WORK REQUEST: Print the listing exactly.

TASK MATERIAL:

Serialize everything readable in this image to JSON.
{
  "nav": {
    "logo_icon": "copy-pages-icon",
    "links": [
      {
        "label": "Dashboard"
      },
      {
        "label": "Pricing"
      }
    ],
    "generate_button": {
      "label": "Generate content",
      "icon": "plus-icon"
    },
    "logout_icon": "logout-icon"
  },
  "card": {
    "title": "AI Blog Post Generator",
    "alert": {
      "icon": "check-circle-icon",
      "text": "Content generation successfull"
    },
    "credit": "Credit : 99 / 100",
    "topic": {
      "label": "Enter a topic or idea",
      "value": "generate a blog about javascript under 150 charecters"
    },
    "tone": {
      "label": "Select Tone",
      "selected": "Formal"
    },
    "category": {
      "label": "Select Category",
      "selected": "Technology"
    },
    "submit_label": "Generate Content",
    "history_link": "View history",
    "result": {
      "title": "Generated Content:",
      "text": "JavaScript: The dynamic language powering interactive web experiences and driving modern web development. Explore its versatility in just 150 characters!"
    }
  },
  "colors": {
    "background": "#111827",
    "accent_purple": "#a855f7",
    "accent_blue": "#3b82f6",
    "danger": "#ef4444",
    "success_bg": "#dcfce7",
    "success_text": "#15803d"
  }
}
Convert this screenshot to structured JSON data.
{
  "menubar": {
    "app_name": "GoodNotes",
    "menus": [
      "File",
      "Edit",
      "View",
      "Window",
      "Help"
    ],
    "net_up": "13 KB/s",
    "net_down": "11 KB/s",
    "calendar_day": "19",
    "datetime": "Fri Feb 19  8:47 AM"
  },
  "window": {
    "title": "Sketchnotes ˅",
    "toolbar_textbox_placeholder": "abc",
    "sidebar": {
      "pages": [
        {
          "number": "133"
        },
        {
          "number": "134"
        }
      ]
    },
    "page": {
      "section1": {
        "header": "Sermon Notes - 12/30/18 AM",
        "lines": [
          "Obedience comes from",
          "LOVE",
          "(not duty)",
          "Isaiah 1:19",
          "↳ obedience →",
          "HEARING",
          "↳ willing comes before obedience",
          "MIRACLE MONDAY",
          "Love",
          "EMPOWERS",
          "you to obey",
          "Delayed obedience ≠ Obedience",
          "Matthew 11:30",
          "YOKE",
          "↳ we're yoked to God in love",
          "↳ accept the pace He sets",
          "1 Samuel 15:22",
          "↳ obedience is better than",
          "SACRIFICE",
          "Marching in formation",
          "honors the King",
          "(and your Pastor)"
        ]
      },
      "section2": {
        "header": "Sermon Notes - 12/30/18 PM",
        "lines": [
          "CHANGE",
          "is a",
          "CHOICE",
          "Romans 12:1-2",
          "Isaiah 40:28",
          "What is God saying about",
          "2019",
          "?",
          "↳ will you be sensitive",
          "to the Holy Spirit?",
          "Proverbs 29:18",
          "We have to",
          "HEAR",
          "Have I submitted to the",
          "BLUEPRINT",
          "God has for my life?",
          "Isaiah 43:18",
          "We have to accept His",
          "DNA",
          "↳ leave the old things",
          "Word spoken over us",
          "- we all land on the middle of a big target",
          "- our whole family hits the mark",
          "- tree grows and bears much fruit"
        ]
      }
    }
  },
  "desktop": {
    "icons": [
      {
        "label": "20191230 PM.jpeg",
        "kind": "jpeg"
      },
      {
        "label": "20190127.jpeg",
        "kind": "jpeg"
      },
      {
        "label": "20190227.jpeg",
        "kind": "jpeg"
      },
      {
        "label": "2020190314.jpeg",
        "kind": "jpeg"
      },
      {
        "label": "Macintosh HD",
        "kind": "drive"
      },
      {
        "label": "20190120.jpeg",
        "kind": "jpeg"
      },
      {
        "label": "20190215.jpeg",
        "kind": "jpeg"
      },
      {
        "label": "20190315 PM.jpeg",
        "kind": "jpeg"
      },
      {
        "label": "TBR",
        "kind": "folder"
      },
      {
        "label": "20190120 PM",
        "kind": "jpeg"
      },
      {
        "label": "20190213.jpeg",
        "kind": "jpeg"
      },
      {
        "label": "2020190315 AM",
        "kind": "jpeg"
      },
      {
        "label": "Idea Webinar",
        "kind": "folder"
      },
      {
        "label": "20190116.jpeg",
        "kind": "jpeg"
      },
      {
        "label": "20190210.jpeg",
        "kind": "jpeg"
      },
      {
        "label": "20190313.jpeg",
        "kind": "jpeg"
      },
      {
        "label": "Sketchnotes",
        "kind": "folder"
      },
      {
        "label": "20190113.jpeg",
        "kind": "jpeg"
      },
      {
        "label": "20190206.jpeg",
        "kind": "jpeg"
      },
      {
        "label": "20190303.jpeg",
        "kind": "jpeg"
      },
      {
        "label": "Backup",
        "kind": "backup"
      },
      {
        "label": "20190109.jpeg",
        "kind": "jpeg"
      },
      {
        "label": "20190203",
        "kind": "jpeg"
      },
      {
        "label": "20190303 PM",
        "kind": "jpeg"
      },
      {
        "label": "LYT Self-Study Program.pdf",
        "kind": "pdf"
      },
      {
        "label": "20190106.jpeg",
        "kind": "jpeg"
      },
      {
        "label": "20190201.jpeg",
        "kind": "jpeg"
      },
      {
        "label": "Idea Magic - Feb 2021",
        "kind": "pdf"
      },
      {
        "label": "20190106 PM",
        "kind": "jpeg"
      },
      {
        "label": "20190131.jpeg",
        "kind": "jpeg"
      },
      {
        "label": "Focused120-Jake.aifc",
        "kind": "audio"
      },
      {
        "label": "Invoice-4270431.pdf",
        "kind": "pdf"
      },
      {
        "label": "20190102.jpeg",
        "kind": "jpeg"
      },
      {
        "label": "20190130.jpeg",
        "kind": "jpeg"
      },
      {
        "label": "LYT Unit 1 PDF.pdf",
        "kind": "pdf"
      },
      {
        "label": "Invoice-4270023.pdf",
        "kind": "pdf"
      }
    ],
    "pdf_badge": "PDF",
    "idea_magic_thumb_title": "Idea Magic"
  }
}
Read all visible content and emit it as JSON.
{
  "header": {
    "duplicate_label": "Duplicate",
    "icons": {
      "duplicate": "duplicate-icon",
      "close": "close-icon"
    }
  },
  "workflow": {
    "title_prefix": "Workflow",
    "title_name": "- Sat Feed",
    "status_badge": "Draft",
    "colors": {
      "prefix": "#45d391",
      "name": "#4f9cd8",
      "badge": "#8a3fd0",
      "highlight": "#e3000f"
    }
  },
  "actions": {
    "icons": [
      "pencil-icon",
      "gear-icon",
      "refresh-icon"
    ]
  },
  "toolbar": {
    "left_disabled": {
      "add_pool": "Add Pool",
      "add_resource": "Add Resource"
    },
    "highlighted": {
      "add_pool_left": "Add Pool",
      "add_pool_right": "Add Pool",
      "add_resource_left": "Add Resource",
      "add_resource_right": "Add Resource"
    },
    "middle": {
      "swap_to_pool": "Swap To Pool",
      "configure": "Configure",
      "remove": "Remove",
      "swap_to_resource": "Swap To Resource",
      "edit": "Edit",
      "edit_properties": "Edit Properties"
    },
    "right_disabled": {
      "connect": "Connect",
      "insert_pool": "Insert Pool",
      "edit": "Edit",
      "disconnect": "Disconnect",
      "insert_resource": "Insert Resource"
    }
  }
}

PROBLEM SOLUTION:
Serialize everything readable in this image to JSON.
{
  "nav": {
    "logo_icon": "copy-pages-icon",
    "links": [
      {
        "label": "Dashboard"
      },
      {
        "label": "Pricing"
      }
    ],
    "generate_button": {
      "label": "Generate content",
      "icon": "plus-icon"
    },
    "logout_icon": "logout-icon"
  },
  "card": {
    "title": "AI Blog Post Generator",
    "alert": {
      "icon": "check-circle-icon",
      "text": "Content generation successfull"
    },
    "credit": "Credit : 99 / 100",
    "topic": {
      "label": "Enter a topic or idea",
      "value": "generate a blog about javascript under 150 charecters"
    },
    "tone": {
      "label": "Select Tone",
      "selected": "Formal"
    },
    "category": {
      "label": "Select Category",
      "selected": "Technology"
    },
    "submit_label": "Generate Content",
    "history_link": "View history",
    "result": {
      "title": "Generated Content:",
      "text": "JavaScript: The dynamic language powering interactive web experiences and driving modern web development. Explore its versatility in just 150 characters!"
    }
  },
  "colors": {
    "background": "#111827",
    "accent_purple": "#a855f7",
    "accent_blue": "#3b82f6",
    "danger": "#ef4444",
    "success_bg": "#dcfce7",
    "success_text": "#15803d"
  }
}
Convert this screenshot to structured JSON data.
{
  "menubar": {
    "app_name": "GoodNotes",
    "menus": [
      "File",
      "Edit",
      "View",
      "Window",
      "Help"
    ],
    "net_up": "13 KB/s",
    "net_down": "11 KB/s",
    "calendar_day": "19",
    "datetime": "Fri Feb 19  8:47 AM"
  },
  "window": {
    "title": "Sketchnotes ˅",
    "toolbar_textbox_placeholder": "abc",
    "sidebar": {
      "pages": [
        {
          "number": "133"
        },
        {
          "number": "134"
        }
      ]
    },
    "page": {
      "section1": {
        "header": "Sermon Notes - 12/30/18 AM",
        "lines": [
          "Obedience comes from",
          "LOVE",
          "(not duty)",
          "Isaiah 1:19",
          "↳ obedience →",
          "HEARING",
          "↳ willing comes before obedience",
          "MIRACLE MONDAY",
          "Love",
          "EMPOWERS",
          "you to obey",
          "Delayed obedience ≠ Obedience",
          "Matthew 11:30",
          "YOKE",
          "↳ we're yoked to God in love",
          "↳ accept the pace He sets",
          "1 Samuel 15:22",
          "↳ obedience is better than",
          "SACRIFICE",
          "Marching in formation",
          "honors the King",
          "(and your Pastor)"
        ]
      },
      "section2": {
        "header": "Sermon Notes - 12/30/18 PM",
        "lines": [
          "CHANGE",
          "is a",
          "CHOICE",
          "Romans 12:1-2",
          "Isaiah 40:28",
          "What is God saying about",
          "2019",
          "?",
          "↳ will you be sensitive",
          "to the Holy Spirit?",
          "Proverbs 29:18",
          "We have to",
          "HEAR",
          "Have I submitted to the",
          "BLUEPRINT",
          "God has for my life?",
          "Isaiah 43:18",
          "We have to accept His",
          "DNA",
          "↳ leave the old things",
          "Word spoken over us",
          "- we all land on the middle of a big target",
          "- our whole family hits the mark",
          "- tree grows and bears much fruit"
        ]
      }
    }
  },
  "desktop": {
    "icons": [
      {
        "label": "20191230 PM.jpeg",
        "kind": "jpeg"
      },
      {
        "label": "20190127.jpeg",
        "kind": "jpeg"
      },
      {
        "label": "20190227.jpeg",
        "kind": "jpeg"
      },
      {
        "label": "2020190314.jpeg",
        "kind": "jpeg"
      },
      {
        "label": "Macintosh HD",
        "kind": "drive"
      },
      {
        "label": "20190120.jpeg",
        "kind": "jpeg"
      },
      {
        "label": "20190215.jpeg",
        "kind": "jpeg"
      },
      {
        "label": "20190315 PM.jpeg",
        "kind": "jpeg"
      },
      {
        "label": "TBR",
        "kind": "folder"
      },
      {
        "label": "20190120 PM",
        "kind": "jpeg"
      },
      {
        "label": "20190213.jpeg",
        "kind": "jpeg"
      },
      {
        "label": "2020190315 AM",
        "kind": "jpeg"
      },
      {
        "label": "Idea Webinar",
        "kind": "folder"
      },
      {
        "label": "20190116.jpeg",
        "kind": "jpeg"
      },
      {
        "label": "20190210.jpeg",
        "kind": "jpeg"
      },
      {
        "label": "20190313.jpeg",
        "kind": "jpeg"
      },
      {
        "label": "Sketchnotes",
        "kind": "folder"
      },
      {
        "label": "20190113.jpeg",
        "kind": "jpeg"
      },
      {
        "label": "20190206.jpeg",
        "kind": "jpeg"
      },
      {
        "label": "20190303.jpeg",
        "kind": "jpeg"
      },
      {
        "label": "Backup",
        "kind": "backup"
      },
      {
        "label": "20190109.jpeg",
        "kind": "jpeg"
      },
      {
        "label": "20190203",
        "kind": "jpeg"
      },
      {
        "label": "20190303 PM",
        "kind": "jpeg"
      },
      {
        "label": "LYT Self-Study Program.pdf",
        "kind": "pdf"
      },
      {
        "label": "20190106.jpeg",
        "kind": "jpeg"
      },
      {
        "label": "20190201.jpeg",
        "kind": "jpeg"
      },
      {
        "label": "Idea Magic - Feb 2021",
        "kind": "pdf"
      },
      {
        "label": "20190106 PM",
        "kind": "jpeg"
      },
      {
        "label": "20190131.jpeg",
        "kind": "jpeg"
      },
      {
        "label": "Focused120-Jake.aifc",
        "kind": "audio"
      },
      {
        "label": "Invoice-4270431.pdf",
        "kind": "pdf"
      },
      {
        "label": "20190102.jpeg",
        "kind": "jpeg"
      },
      {
        "label": "20190130.jpeg",
        "kind": "jpeg"
      },
      {
        "label": "LYT Unit 1 PDF.pdf",
        "kind": "pdf"
      },
      {
        "label": "Invoice-4270023.pdf",
        "kind": "pdf"
      }
    ],
    "pdf_badge": "PDF",
    "idea_magic_thumb_title": "Idea Magic"
  }
}
Read all visible content and emit it as JSON.
{
  "header": {
    "duplicate_label": "Duplicate",
    "icons": {
      "duplicate": "duplicate-icon",
      "close": "close-icon"
    }
  },
  "workflow": {
    "title_prefix": "Workflow",
    "title_name": "- Sat Feed",
    "status_badge": "Draft",
    "colors": {
      "prefix": "#45d391",
      "name": "#4f9cd8",
      "badge": "#8a3fd0",
      "highlight": "#e3000f"
    }
  },
  "actions": {
    "icons": [
      "pencil-icon",
      "gear-icon",
      "refresh-icon"
    ]
  },
  "toolbar": {
    "left_disabled": {
      "add_pool": "Add Pool",
      "add_resource": "Add Resource"
    },
    "highlighted": {
      "add_pool_left": "Add Pool",
      "add_pool_right": "Add Pool",
      "add_resource_left": "Add Resource",
      "add_resource_right": "Add Resource"
    },
    "middle": {
      "swap_to_pool": "Swap To Pool",
      "configure": "Configure",
      "remove": "Remove",
      "swap_to_resource": "Swap To Resource",
      "edit": "Edit",
      "edit_properties": "Edit Properties"
    },
    "right_disabled": {
      "connect": "Connect",
      "insert_pool": "Insert Pool",
      "edit": "Edit",
      "disconnect": "Disconnect",
      "insert_resource": "Insert Resource"
    }
  }
}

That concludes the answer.